-- Data for processing follows --
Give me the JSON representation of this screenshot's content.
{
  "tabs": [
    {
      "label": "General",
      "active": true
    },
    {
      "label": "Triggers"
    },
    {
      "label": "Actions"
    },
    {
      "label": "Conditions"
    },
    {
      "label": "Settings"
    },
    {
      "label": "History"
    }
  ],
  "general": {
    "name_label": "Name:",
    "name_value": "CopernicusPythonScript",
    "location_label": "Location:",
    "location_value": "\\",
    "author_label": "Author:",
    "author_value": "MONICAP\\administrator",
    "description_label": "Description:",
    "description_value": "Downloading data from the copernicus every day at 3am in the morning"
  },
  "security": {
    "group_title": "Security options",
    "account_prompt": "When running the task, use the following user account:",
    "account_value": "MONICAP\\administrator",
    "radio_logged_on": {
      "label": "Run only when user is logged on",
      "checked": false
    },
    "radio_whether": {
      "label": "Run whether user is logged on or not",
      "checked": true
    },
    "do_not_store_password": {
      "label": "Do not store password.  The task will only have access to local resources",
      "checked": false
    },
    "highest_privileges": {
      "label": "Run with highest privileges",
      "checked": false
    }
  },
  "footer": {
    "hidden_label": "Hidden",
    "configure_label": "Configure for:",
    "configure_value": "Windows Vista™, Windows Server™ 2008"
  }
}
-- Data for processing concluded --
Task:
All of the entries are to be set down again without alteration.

Output for this task:
Give me the JSON representation of this screenshot's content.
{
  "tabs": [
    {
      "label": "General",
      "active": true
    },
    {
      "label": "Triggers"
    },
    {
      "label": "Actions"
    },
    {
      "label": "Conditions"
    },
    {
      "label": "Settings"
    },
    {
      "label": "History"
    }
  ],
  "general": {
    "name_label": "Name:",
    "name_value": "CopernicusPythonScript",
    "location_label": "Location:",
    "location_value": "\\",
    "author_label": "Author:",
    "author_value": "MONICAP\\administrator",
    "description_label": "Description:",
    "description_value": "Downloading data from the copernicus every day at 3am in the morning"
  },
  "security": {
    "group_title": "Security options",
    "account_prompt": "When running the task, use the following user account:",
    "account_value": "MONICAP\\administrator",
    "radio_logged_on": {
      "label": "Run only when user is logged on",
      "checked": false
    },
    "radio_whether": {
      "label": "Run whether user is logged on or not",
      "checked": true
    },
    "do_not_store_password": {
      "label": "Do not store password.  The task will only have access to local resources",
      "checked": false
    },
    "highest_privileges": {
      "label": "Run with highest privileges",
      "checked": false
    }
  },
  "footer": {
    "hidden_label": "Hidden",
    "configure_label": "Configure for:",
    "configure_value": "Windows Vista™, Windows Server™ 2008"
  }
}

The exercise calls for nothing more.